At nearly a century old, this is the first big screen adaptation of the story. The silent film is almost a straight adaptation of the original stage play, but its silent format and dated effects don't hold up terribly well upon modern viewings. Apologies to any flappers out there.


'Peter & Wendy'

This TV movie blends reality and fantasy, with the traditional story taking place in a hospitalized teenage girl's dream. The real-life portions of the film take place at London's Great Ormond Street Hospital, which was gifted the rights to Peter Pan by J.M. Barrie prior to his death, a connection which further blends the line between reality and fantasy.

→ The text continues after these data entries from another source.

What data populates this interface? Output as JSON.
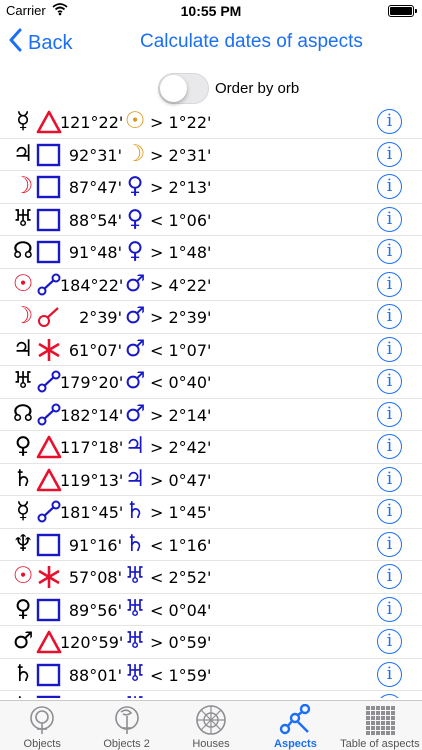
{
  "status_bar": {
    "carrier": "Carrier",
    "time": "10:55 PM"
  },
  "nav": {
    "back_label": "Back",
    "title": "Calculate dates of aspects"
  },
  "toggle": {
    "label": "Order by orb",
    "on": false
  },
  "colors": {
    "accent": "#1a6ff5",
    "red": "#e8112d",
    "blue": "#1818c8",
    "orange": "#e0961e"
  },
  "rows": [
    {
      "p1": "☿",
      "p1_color": "#000000",
      "aspect": "trine",
      "angle": "121°22'",
      "p2": "☉",
      "p2_color": "#e0961e",
      "orb": "> 1°22'"
    },
    {
      "p1": "♃",
      "p1_color": "#000000",
      "aspect": "square",
      "angle": "92°31'",
      "p2": "☽",
      "p2_color": "#e0961e",
      "orb": "> 2°31'"
    },
    {
      "p1": "☽",
      "p1_color": "#e8112d",
      "aspect": "square",
      "angle": "87°47'",
      "p2": "♀",
      "p2_color": "#1818c8",
      "orb": "> 2°13'"
    },
    {
      "p1": "♅",
      "p1_color": "#000000",
      "aspect": "square",
      "angle": "88°54'",
      "p2": "♀",
      "p2_color": "#1818c8",
      "orb": "< 1°06'"
    },
    {
      "p1": "☊",
      "p1_color": "#000000",
      "aspect": "square",
      "angle": "91°48'",
      "p2": "♀",
      "p2_color": "#1818c8",
      "orb": "> 1°48'"
    },
    {
      "p1": "☉",
      "p1_color": "#e8112d",
      "aspect": "opposition",
      "angle": "184°22'",
      "p2": "♂",
      "p2_color": "#1818c8",
      "orb": "> 4°22'"
    },
    {
      "p1": "☽",
      "p1_color": "#e8112d",
      "aspect": "conjunction",
      "angle": "2°39'",
      "p2": "♂",
      "p2_color": "#1818c8",
      "orb": "> 2°39'"
    },
    {
      "p1": "♃",
      "p1_color": "#000000",
      "aspect": "sextile",
      "angle": "61°07'",
      "p2": "♂",
      "p2_color": "#1818c8",
      "orb": "< 1°07'"
    },
    {
      "p1": "♅",
      "p1_color": "#000000",
      "aspect": "opposition",
      "angle": "179°20'",
      "p2": "♂",
      "p2_color": "#1818c8",
      "orb": "< 0°40'"
    },
    {
      "p1": "☊",
      "p1_color": "#000000",
      "aspect": "opposition",
      "angle": "182°14'",
      "p2": "♂",
      "p2_color": "#1818c8",
      "orb": "> 2°14'"
    },
    {
      "p1": "♀",
      "p1_color": "#000000",
      "aspect": "trine",
      "angle": "117°18'",
      "p2": "♃",
      "p2_color": "#1818c8",
      "orb": "> 2°42'"
    },
    {
      "p1": "♄",
      "p1_color": "#000000",
      "aspect": "trine",
      "angle": "119°13'",
      "p2": "♃",
      "p2_color": "#1818c8",
      "orb": "> 0°47'"
    },
    {
      "p1": "☿",
      "p1_color": "#000000",
      "aspect": "opposition",
      "angle": "181°45'",
      "p2": "♄",
      "p2_color": "#1818c8",
      "orb": "> 1°45'"
    },
    {
      "p1": "♆",
      "p1_color": "#000000",
      "aspect": "square",
      "angle": "91°16'",
      "p2": "♄",
      "p2_color": "#1818c8",
      "orb": "< 1°16'"
    },
    {
      "p1": "☉",
      "p1_color": "#e8112d",
      "aspect": "sextile",
      "angle": "57°08'",
      "p2": "♅",
      "p2_color": "#1818c8",
      "orb": "< 2°52'"
    },
    {
      "p1": "♀",
      "p1_color": "#000000",
      "aspect": "square",
      "angle": "89°56'",
      "p2": "♅",
      "p2_color": "#1818c8",
      "orb": "< 0°04'"
    },
    {
      "p1": "♂",
      "p1_color": "#000000",
      "aspect": "trine",
      "angle": "120°59'",
      "p2": "♅",
      "p2_color": "#1818c8",
      "orb": "> 0°59'"
    },
    {
      "p1": "♄",
      "p1_color": "#000000",
      "aspect": "square",
      "angle": "88°01'",
      "p2": "♅",
      "p2_color": "#1818c8",
      "orb": "< 1°59'"
    },
    {
      "p1": "♄",
      "p1_color": "#000000",
      "aspect": "square",
      "angle": "",
      "p2": "♅",
      "p2_color": "#1818c8",
      "orb": ""
    }
  ],
  "tabs": [
    {
      "label": "Objects",
      "icon": "objects-icon",
      "active": false
    },
    {
      "label": "Objects 2",
      "icon": "objects-2-icon",
      "active": false
    },
    {
      "label": "Houses",
      "icon": "houses-wheel-icon",
      "active": false
    },
    {
      "label": "Aspects",
      "icon": "aspects-icon",
      "active": true
    },
    {
      "label": "Table of aspects",
      "icon": "table-grid-icon",
      "active": false
    }
  ]
}
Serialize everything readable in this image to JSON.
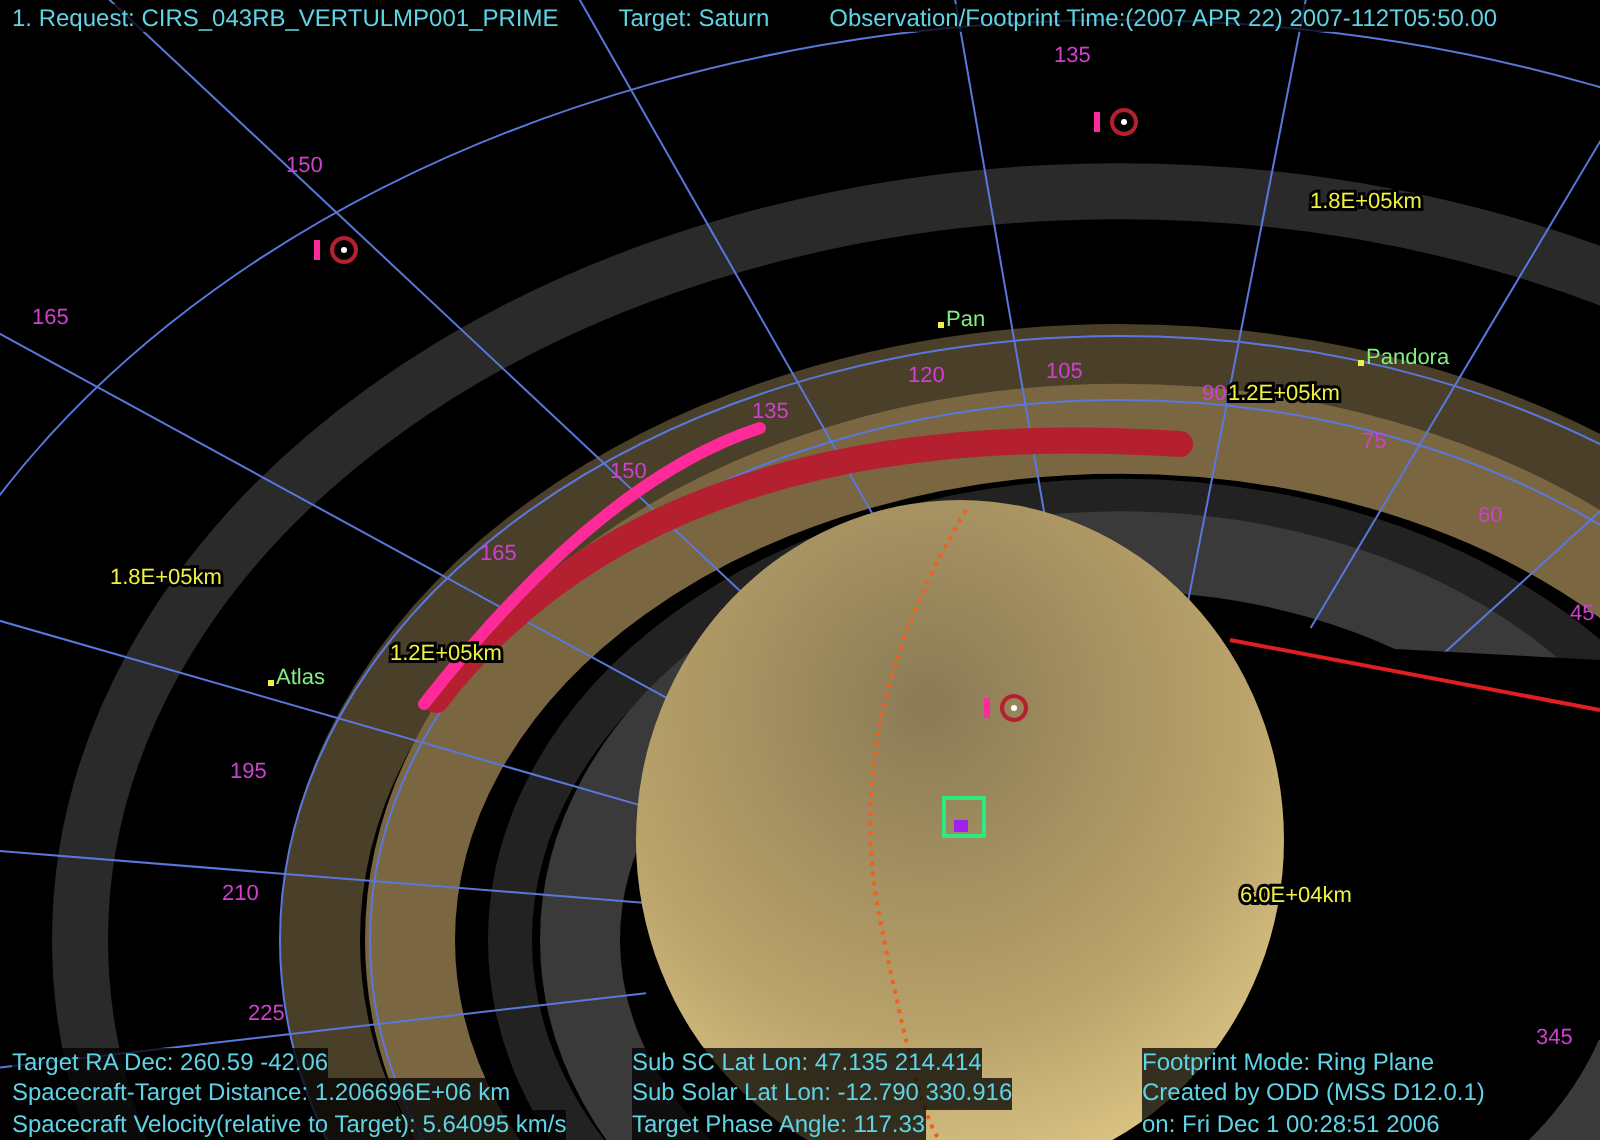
{
  "header": {
    "request": "1. Request: CIRS_043RB_VERTULMP001_PRIME",
    "target": "Target: Saturn",
    "time": "Observation/Footprint Time:(2007 APR 22) 2007-112T05:50.00"
  },
  "scene": {
    "longitude_labels": [
      "135",
      "150",
      "165",
      "135",
      "150",
      "165",
      "120",
      "105",
      "90",
      "75",
      "60",
      "45",
      "195",
      "210",
      "225",
      "345"
    ],
    "distance_labels": [
      "1.8E+05km",
      "1.8E+05km",
      "1.2E+05km",
      "1.2E+05km",
      "6.0E+04km"
    ],
    "moons": [
      "Pan",
      "Pandora",
      "Atlas"
    ]
  },
  "footer": {
    "left": [
      "Target RA Dec: 260.59  -42.06",
      "Spacecraft-Target Distance: 1.206696E+06 km",
      "Spacecraft Velocity(relative to Target): 5.64095 km/s"
    ],
    "middle": [
      "Sub SC Lat Lon: 47.135  214.414",
      "Sub Solar Lat Lon: -12.790  330.916",
      "Target Phase Angle: 117.33"
    ],
    "right": [
      "Footprint Mode: Ring Plane",
      "Created by ODD (MSS D12.0.1)",
      "on: Fri Dec  1 00:28:51 2006"
    ]
  }
}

If you grew up in the '90s, then you likely have fond memories of this Steven Spielberg film, but you're also probably forgetting how deeply, deeply weird it is. With its unique retelling of the story focusing on what would happen if Peter Pan did grow up, Hook at least takes some chances, which leads to some fun — if strange — new directions for what was already a very familiar story at that point.


'Peter Pan' (2003)

This 2000s film certainly flew under the radar and was a bomb at the box office, but it's held up arguably better than any other Peter Pan adaptation. Loved by critics, this version of the story doesn't look to reinvent the wheel. It simply sets out to tell the best version of Peter Pan that it can, and it does a pretty great job of it.


'Peter Pan' (1953)

This movie's racial problems have been discussed ad nauseam at this point ("What Made the Red Man Red?" is especially cringeworthy), but it's worth noting that such depictions were commonplace in 1953, and Disney's Peter Pan is very much a product of its time. However, if you're able to look past the outdated racial stereotypes in the film, there really is no arguing that this is the definitive version of Peter Pan.

When you hear the words "Peter Pan," odds are that you're picturing this green-clad cartoon. The film's depiction of Tinkerbell has gone on to become a massively popular Disney mascot, Peter Pan's Flight is one of the most iconic rides at Disneyland, and there's probably not a person alive who hasn't seen at least a portion of this movie. So due to its lasting impact on popular culture, the Disney version of Peter Pan must be ranked as the top adaptation of the story.

Peter Pan is a classic story, and despite its problems, it will likely to continue to inspire the imaginations of children for generations to come. Just ask Wendy.